Dimensional Model Components: Dimensions Part II
February 15, 2008
About the Series ...
This article is a member of the series Introduction to MSSQL Server Analysis Services. The series is designed to provide hands-on application of the fundamentals of MS SQL Server Analysis Services (Analysis Services), with each installment progressively presenting features and techniques designed to meet specific real-world needs. For more information on the series, please see my initial article, Creating Our First Cube. For the software components, samples and tools needed to complete the hands-on portions of this article see Usage-Based Optimization in Analysis Services 2005, another article within this series.
In Dimensional Model Components: Dimensions Part I, we noted that the general consensus within current data warehousing and business intelligence communities is that the preferred structure for presenting quantitative and other organizational data to information consumers lies within the dimensional model. We discussed several reasons why this is the case, including the fact that the dimensional model, through its use of various perspectives called dimensions, meets the primary objectives of business intelligence in numerous ways, including its capacity to support:
In this, the second half of our two-part examination of dimensions (which itself represents the first of several articles focusing upon dimensional model component structures), we will gain further introduction, with hands-on exposure, to dimensions within a sample cube. Our examination will include:
Dimensions in Analysis Services: Cube Dimensions

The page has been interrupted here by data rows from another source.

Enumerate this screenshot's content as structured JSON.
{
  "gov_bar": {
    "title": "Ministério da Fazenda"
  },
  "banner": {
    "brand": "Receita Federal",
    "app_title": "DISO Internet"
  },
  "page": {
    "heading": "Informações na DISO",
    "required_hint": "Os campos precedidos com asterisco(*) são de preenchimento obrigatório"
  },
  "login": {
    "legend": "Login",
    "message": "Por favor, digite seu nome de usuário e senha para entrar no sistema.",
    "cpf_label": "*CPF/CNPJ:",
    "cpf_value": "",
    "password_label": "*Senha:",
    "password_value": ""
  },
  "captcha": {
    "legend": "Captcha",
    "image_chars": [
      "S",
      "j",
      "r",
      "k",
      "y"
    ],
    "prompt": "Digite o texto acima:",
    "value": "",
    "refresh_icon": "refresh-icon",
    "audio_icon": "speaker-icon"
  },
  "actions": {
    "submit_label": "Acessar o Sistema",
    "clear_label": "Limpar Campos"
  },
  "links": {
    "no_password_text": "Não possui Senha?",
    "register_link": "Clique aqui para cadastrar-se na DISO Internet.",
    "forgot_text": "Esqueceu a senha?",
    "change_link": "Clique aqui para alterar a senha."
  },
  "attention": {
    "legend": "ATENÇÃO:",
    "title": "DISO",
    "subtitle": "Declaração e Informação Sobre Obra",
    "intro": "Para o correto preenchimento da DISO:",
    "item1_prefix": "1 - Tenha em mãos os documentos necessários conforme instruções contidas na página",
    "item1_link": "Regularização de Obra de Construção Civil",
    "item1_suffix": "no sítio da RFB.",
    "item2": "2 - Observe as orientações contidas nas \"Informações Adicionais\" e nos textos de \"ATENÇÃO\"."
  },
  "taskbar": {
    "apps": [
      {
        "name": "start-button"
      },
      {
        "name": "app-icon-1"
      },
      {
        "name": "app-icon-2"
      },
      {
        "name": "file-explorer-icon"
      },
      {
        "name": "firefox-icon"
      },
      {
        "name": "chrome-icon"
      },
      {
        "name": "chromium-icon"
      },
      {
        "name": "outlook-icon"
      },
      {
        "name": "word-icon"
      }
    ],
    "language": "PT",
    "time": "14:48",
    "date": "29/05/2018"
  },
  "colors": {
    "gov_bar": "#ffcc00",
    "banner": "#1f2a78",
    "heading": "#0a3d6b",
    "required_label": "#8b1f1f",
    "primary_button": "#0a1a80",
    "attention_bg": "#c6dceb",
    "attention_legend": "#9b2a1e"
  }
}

We learned, in Dimensional Model Components: Dimensions Part I, that dimensions form the foundation of the dimensional model. They represent the perspectives of a business or other operation, and reflect the intuitive ways that information consumers need to query and view data. We noted that we might consider dimensions as nouns that take part in, or are otherwise associated with, the verbs (or actions / transactions undertaken by the business) that are represented by the facts or measures contained within our business intelligence system. We cited common examples, such as time (or date), customer, product, lab type, campus, patient, gender (and other demographics), and discussed how each dimension is associated with the facts / measures to which it relates via the linkages / joins between the table(s) housing the dimension (the dimension table(s) ) and the fact table.

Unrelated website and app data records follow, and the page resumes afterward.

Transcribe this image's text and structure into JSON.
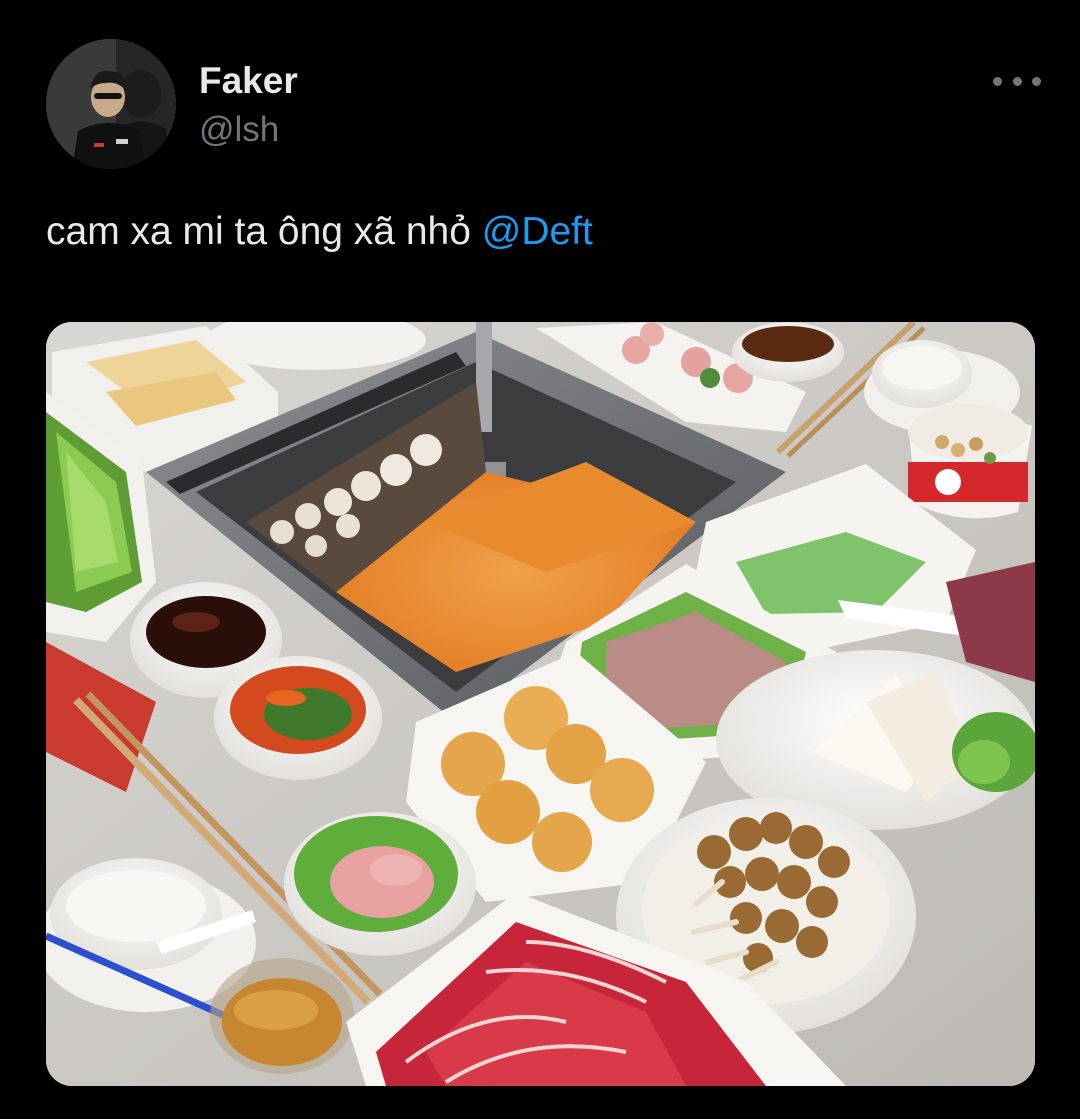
{
  "author": {
    "display_name": "Faker",
    "handle": "@lsh",
    "avatar_icon": "profile-photo"
  },
  "tweet": {
    "text_before_mention": "cam xa mi ta ông xã nhỏ ",
    "mention": "@Deft"
  },
  "menu": {
    "icon": "more-options-icon"
  },
  "media": {
    "alt": "Hot pot table with dipping sauces, vegetables, fish balls, mushrooms, tofu and sliced beef"
  },
  "colors": {
    "background": "#000000",
    "text_primary": "#e7e9ea",
    "text_secondary": "#71767b",
    "link": "#1d9bf0"
  }
}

Next, we introduced dimensions in general, including the two primary dimension types within Analysis Services, Database dimensions and Cube dimensions. As a means of distinguishing the two types of dimensions, we examined both within the design environment, comparing the Database dimension type to the Cube dimension type. We then focused upon Database Dimensions, reviewing the Properties associated with a representative Database Dimension within our sample UDM.
In this lesson we will concentrate on the other of the two main dimension types we introduced in Part I, the Cube dimension. As we have already discovered, the multidimensional structure of a cube is defined by the dimensions that it contains. The Database dimensions within a given UDM can often be used to define a cube that we create therein, but the Cube dimensions concept affords us the capability to dictate that the dimensions available within such a cube can be a subset of the Database dimensions, and that the structure of the cube can therefore be limited to those dimensions that we define as being visible or used within the cube. Cube dimensions exist at a lower object level than the Database dimensions and the cube itself.

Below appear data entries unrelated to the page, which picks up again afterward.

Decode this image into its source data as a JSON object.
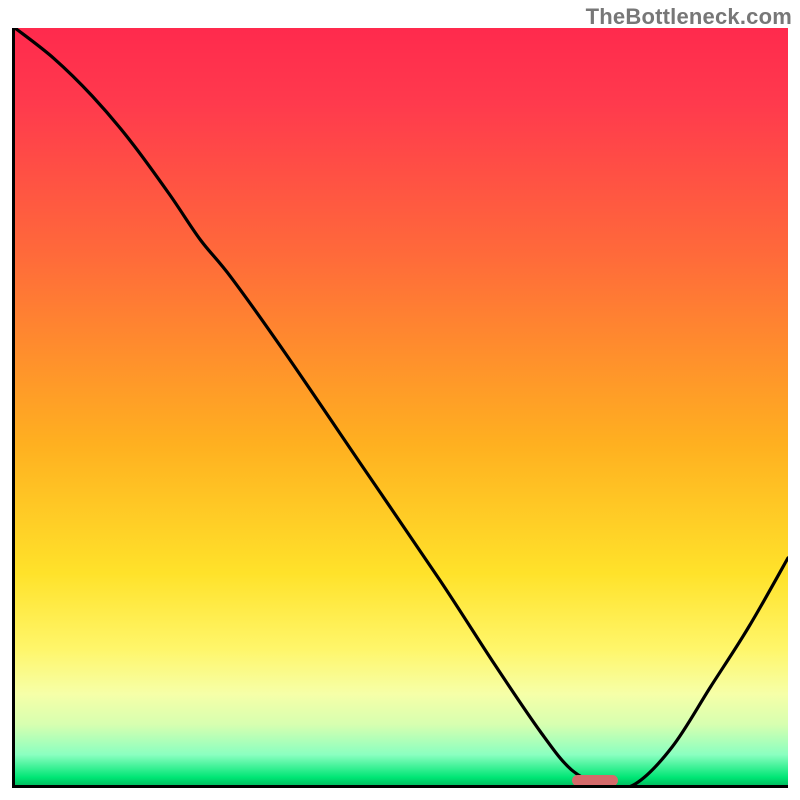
{
  "watermark": "TheBottleneck.com",
  "colors": {
    "gradient_top": "#ff2a4d",
    "gradient_mid": "#ffe22a",
    "gradient_bottom": "#00c060",
    "curve": "#000000",
    "marker": "#d46a6a",
    "axis": "#000000"
  },
  "chart_data": {
    "type": "line",
    "title": "",
    "xlabel": "",
    "ylabel": "",
    "xlim": [
      0,
      100
    ],
    "ylim": [
      0,
      100
    ],
    "x": [
      0,
      5,
      10,
      15,
      20,
      24,
      28,
      35,
      45,
      55,
      62,
      68,
      72,
      76,
      80,
      85,
      90,
      95,
      100
    ],
    "y": [
      100,
      96,
      91,
      85,
      78,
      72,
      67,
      57,
      42,
      27,
      16,
      7,
      2,
      0,
      0,
      5,
      13,
      21,
      30
    ],
    "marker": {
      "x": 75,
      "y": 0.6,
      "w": 6,
      "h": 1.4
    },
    "note": "x and y are percentages of the plot area; values estimated from pixels"
  }
}
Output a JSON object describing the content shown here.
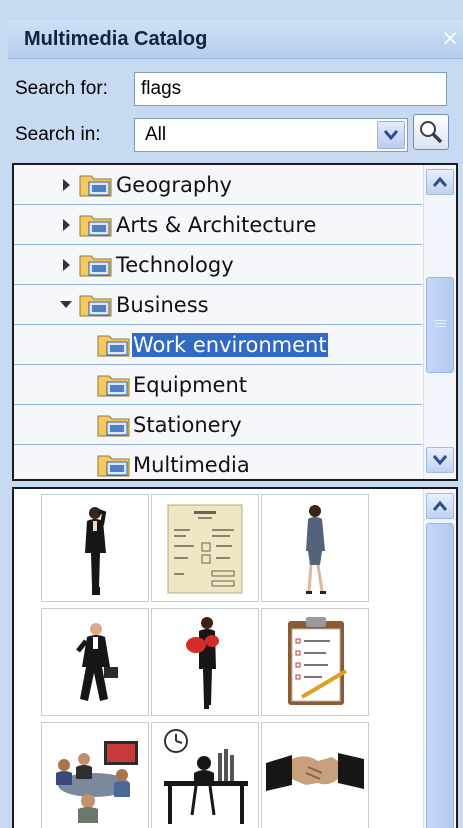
{
  "panel": {
    "title": "Multimedia Catalog",
    "close_glyph": "×"
  },
  "search": {
    "search_for_label": "Search for:",
    "query": "flags",
    "search_in_label": "Search in:",
    "scope_selected": "All"
  },
  "tree": {
    "items": [
      {
        "label": "Geography",
        "state": "collapsed",
        "level": 1
      },
      {
        "label": "Arts & Architecture",
        "state": "collapsed",
        "level": 1
      },
      {
        "label": "Technology",
        "state": "collapsed",
        "level": 1
      },
      {
        "label": "Business",
        "state": "expanded",
        "level": 1
      },
      {
        "label": "Work environment",
        "state": "leaf",
        "level": 2,
        "selected": true
      },
      {
        "label": "Equipment",
        "state": "leaf",
        "level": 2
      },
      {
        "label": "Stationery",
        "state": "leaf",
        "level": 2
      },
      {
        "label": "Multimedia",
        "state": "leaf",
        "level": 2
      }
    ]
  },
  "clipart": {
    "items": [
      "businesswoman-on-phone",
      "invoice-document",
      "businesswoman-walking",
      "businessman-with-briefcase",
      "businesswoman-carrying-files",
      "clipboard-with-pen",
      "video-conference-meeting",
      "worker-at-desk-with-clock",
      "handshake"
    ]
  },
  "colors": {
    "accent": "#316ac5",
    "panel_background": "#c8daf2",
    "folder": "#f6c95a"
  }
}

Preparation: Locate and Open the Sample Basic UDM Created in Pt I
In Part I, we created a sample basic UDM within which to perform the steps of the practice sessions we set out to undertake in the various articles of this subseries. Once we ascertained the new practice database appeared to be in place, and once we had renamed it to ANSYS065_Basic AS DB, we began our examination of dimension properties. We will perform our examination of Cube dimensions within the same practice environment, which we will access using the following steps within the SQL Server Business Intelligence Development Studio, as we did within Part I.
NOTE: Please access the UDM which we prepared in Part I before proceeding with this article. If you have not completed the preparation to which I refer in the previous article, or if you cannot locate / access the Analysis Services database with which we worked there, please consider taking the preparation steps provided in Part I before continuing, and saving the objects with which you work, so as to avoid the need to repeat the preparation process we have already undertaken for subsequent related articles within this subseries.
1. Click Start.
2. Navigate to, and click, the SQL Server Business Intelligence Development Studio, as appropriate.
We briefly see a splash page that lists the components installed on the PC, and then Visual Studio .NET 2005 opens at the Start page.
3. Close the Start page, if desired.
4. Select File -> Open from the main menu.
5. Click Analysis Services Database ... from the cascading menu, as depicted in Illustration 1.
The Connect to Database dialog appears.
6. Ensuring that the Connect to existing database radio button is selected, type the Analysis Server name into the Server input box atop the dialog.
7. Using the selector just beneath, labeled Database, select ANSYS065_Basic AS DB, as shown in Illustration 2.
8. Leaving other settings on the dialog at default, click OK.
SQL Server Business Intelligence Development Studio briefly reads the database from the Analysis Server, and then we see the Solution Explorer populated with the database objects. We will review the dimension types, and then focus upon Cube dimensions using the Cube Designer from within our sample UDM.